**What the task asks**
Your answer should be the records below, repeated exactly as they stand.

**Task inputs**
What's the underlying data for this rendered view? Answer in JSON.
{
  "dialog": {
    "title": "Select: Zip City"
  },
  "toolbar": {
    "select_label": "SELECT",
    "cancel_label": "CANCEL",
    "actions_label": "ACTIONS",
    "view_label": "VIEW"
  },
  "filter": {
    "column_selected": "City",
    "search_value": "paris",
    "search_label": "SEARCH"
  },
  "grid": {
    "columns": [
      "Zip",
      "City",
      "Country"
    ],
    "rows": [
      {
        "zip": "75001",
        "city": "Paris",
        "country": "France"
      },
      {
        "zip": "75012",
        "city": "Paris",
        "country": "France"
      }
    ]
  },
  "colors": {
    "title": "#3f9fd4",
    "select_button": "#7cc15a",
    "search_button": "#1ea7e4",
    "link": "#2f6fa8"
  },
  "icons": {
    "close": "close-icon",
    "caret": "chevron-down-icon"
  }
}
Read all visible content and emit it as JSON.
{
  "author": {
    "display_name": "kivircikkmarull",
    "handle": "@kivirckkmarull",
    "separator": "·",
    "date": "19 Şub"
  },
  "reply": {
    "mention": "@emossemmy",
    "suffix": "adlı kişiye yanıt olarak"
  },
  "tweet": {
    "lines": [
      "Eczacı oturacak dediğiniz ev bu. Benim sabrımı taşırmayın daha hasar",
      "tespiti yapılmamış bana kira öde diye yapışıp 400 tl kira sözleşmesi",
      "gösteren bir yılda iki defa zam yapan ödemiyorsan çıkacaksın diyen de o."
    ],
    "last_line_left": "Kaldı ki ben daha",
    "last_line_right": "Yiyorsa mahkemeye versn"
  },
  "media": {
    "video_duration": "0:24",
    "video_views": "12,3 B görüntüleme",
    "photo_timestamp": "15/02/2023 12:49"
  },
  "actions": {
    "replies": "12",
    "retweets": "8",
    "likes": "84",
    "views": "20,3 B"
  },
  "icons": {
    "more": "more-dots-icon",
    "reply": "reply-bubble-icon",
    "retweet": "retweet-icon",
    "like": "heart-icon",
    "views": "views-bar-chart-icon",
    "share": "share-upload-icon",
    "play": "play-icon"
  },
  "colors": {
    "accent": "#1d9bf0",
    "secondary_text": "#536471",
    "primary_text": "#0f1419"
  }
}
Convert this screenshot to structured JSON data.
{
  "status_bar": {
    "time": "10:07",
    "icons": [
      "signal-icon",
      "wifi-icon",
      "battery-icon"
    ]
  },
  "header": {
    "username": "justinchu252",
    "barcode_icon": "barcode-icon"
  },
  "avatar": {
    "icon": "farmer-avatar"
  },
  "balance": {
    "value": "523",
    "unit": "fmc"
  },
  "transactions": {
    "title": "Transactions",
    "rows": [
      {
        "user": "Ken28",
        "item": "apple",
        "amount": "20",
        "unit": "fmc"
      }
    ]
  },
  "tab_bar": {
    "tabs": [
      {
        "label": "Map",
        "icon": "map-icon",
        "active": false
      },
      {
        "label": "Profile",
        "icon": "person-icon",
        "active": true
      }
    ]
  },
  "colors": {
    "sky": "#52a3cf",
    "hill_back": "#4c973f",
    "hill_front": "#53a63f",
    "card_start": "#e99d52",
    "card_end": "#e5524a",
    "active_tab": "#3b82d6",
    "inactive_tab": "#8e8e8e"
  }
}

**Reply to the task**
What's the underlying data for this rendered view? Answer in JSON.
{
  "dialog": {
    "title": "Select: Zip City"
  },
  "toolbar": {
    "select_label": "SELECT",
    "cancel_label": "CANCEL",
    "actions_label": "ACTIONS",
    "view_label": "VIEW"
  },
  "filter": {
    "column_selected": "City",
    "search_value": "paris",
    "search_label": "SEARCH"
  },
  "grid": {
    "columns": [
      "Zip",
      "City",
      "Country"
    ],
    "rows": [
      {
        "zip": "75001",
        "city": "Paris",
        "country": "France"
      },
      {
        "zip": "75012",
        "city": "Paris",
        "country": "France"
      }
    ]
  },
  "colors": {
    "title": "#3f9fd4",
    "select_button": "#7cc15a",
    "search_button": "#1ea7e4",
    "link": "#2f6fa8"
  },
  "icons": {
    "close": "close-icon",
    "caret": "chevron-down-icon"
  }
}
Read all visible content and emit it as JSON.
{
  "author": {
    "display_name": "kivircikkmarull",
    "handle": "@kivirckkmarull",
    "separator": "·",
    "date": "19 Şub"
  },
  "reply": {
    "mention": "@emossemmy",
    "suffix": "adlı kişiye yanıt olarak"
  },
  "tweet": {
    "lines": [
      "Eczacı oturacak dediğiniz ev bu. Benim sabrımı taşırmayın daha hasar",
      "tespiti yapılmamış bana kira öde diye yapışıp 400 tl kira sözleşmesi",
      "gösteren bir yılda iki defa zam yapan ödemiyorsan çıkacaksın diyen de o."
    ],
    "last_line_left": "Kaldı ki ben daha",
    "last_line_right": "Yiyorsa mahkemeye versn"
  },
  "media": {
    "video_duration": "0:24",
    "video_views": "12,3 B görüntüleme",
    "photo_timestamp": "15/02/2023 12:49"
  },
  "actions": {
    "replies": "12",
    "retweets": "8",
    "likes": "84",
    "views": "20,3 B"
  },
  "icons": {
    "more": "more-dots-icon",
    "reply": "reply-bubble-icon",
    "retweet": "retweet-icon",
    "like": "heart-icon",
    "views": "views-bar-chart-icon",
    "share": "share-upload-icon",
    "play": "play-icon"
  },
  "colors": {
    "accent": "#1d9bf0",
    "secondary_text": "#536471",
    "primary_text": "#0f1419"
  }
}
Convert this screenshot to structured JSON data.
{
  "status_bar": {
    "time": "10:07",
    "icons": [
      "signal-icon",
      "wifi-icon",
      "battery-icon"
    ]
  },
  "header": {
    "username": "justinchu252",
    "barcode_icon": "barcode-icon"
  },
  "avatar": {
    "icon": "farmer-avatar"
  },
  "balance": {
    "value": "523",
    "unit": "fmc"
  },
  "transactions": {
    "title": "Transactions",
    "rows": [
      {
        "user": "Ken28",
        "item": "apple",
        "amount": "20",
        "unit": "fmc"
      }
    ]
  },
  "tab_bar": {
    "tabs": [
      {
        "label": "Map",
        "icon": "map-icon",
        "active": false
      },
      {
        "label": "Profile",
        "icon": "person-icon",
        "active": true
      }
    ]
  },
  "colors": {
    "sky": "#52a3cf",
    "hill_back": "#4c973f",
    "hill_front": "#53a63f",
    "card_start": "#e99d52",
    "card_end": "#e5524a",
    "active_tab": "#3b82d6",
    "inactive_tab": "#8e8e8e"
  }
}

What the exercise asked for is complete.